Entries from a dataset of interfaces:
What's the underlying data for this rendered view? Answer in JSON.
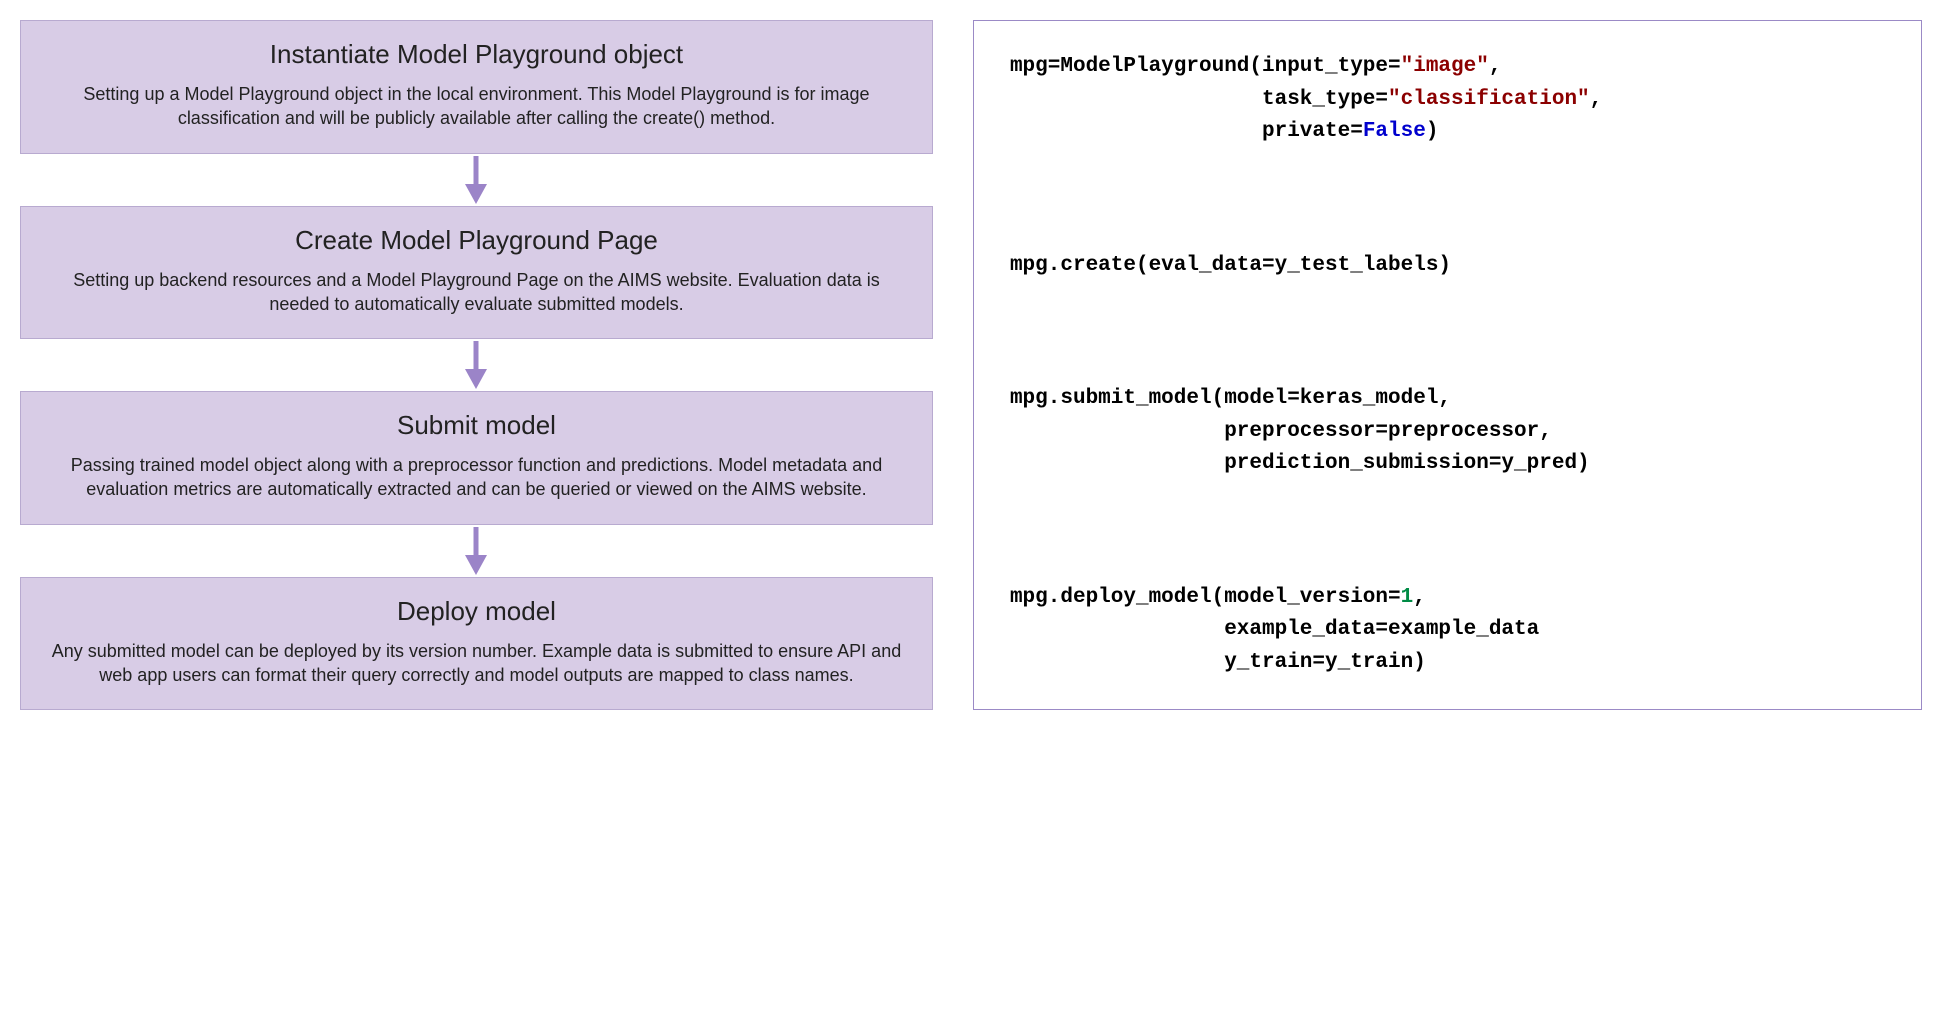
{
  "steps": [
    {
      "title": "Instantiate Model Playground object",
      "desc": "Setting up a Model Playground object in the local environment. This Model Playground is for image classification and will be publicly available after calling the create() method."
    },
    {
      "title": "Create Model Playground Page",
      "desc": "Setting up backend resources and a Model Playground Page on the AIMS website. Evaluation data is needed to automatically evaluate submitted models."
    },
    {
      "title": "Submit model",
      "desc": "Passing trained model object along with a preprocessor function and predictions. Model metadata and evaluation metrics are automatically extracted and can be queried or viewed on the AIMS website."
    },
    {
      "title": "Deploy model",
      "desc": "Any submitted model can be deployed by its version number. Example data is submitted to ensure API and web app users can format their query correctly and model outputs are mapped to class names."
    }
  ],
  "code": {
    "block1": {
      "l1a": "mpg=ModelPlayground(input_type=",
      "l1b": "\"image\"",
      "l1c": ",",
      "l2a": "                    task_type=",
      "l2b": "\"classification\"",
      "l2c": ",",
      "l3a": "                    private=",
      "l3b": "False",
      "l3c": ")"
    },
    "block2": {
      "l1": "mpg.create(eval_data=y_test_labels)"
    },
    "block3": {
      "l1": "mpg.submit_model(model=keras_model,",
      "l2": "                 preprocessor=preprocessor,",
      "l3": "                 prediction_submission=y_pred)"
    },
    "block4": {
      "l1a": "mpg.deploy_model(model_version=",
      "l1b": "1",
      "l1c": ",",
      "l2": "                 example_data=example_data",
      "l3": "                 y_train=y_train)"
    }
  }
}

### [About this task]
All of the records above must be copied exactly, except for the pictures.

### [Response below]
What's the underlying data for this rendered view? Answer in JSON.
{
  "steps": [
    {
      "title": "Instantiate Model Playground object",
      "desc": "Setting up a Model Playground object in the local environment. This Model Playground is for image classification and will be publicly available after calling the create() method."
    },
    {
      "title": "Create Model Playground Page",
      "desc": "Setting up backend resources and a Model Playground Page on the AIMS website. Evaluation data is needed to automatically evaluate submitted models."
    },
    {
      "title": "Submit model",
      "desc": "Passing trained model object along with a preprocessor function and predictions. Model metadata and evaluation metrics are automatically extracted and can be queried or viewed on the AIMS website."
    },
    {
      "title": "Deploy model",
      "desc": "Any submitted model can be deployed by its version number. Example data is submitted to ensure API and web app users can format their query correctly and model outputs are mapped to class names."
    }
  ],
  "code": {
    "block1": {
      "l1a": "mpg=ModelPlayground(input_type=",
      "l1b": "\"image\"",
      "l1c": ",",
      "l2a": "                    task_type=",
      "l2b": "\"classification\"",
      "l2c": ",",
      "l3a": "                    private=",
      "l3b": "False",
      "l3c": ")"
    },
    "block2": {
      "l1": "mpg.create(eval_data=y_test_labels)"
    },
    "block3": {
      "l1": "mpg.submit_model(model=keras_model,",
      "l2": "                 preprocessor=preprocessor,",
      "l3": "                 prediction_submission=y_pred)"
    },
    "block4": {
      "l1a": "mpg.deploy_model(model_version=",
      "l1b": "1",
      "l1c": ",",
      "l2": "                 example_data=example_data",
      "l3": "                 y_train=y_train)"
    }
  }
}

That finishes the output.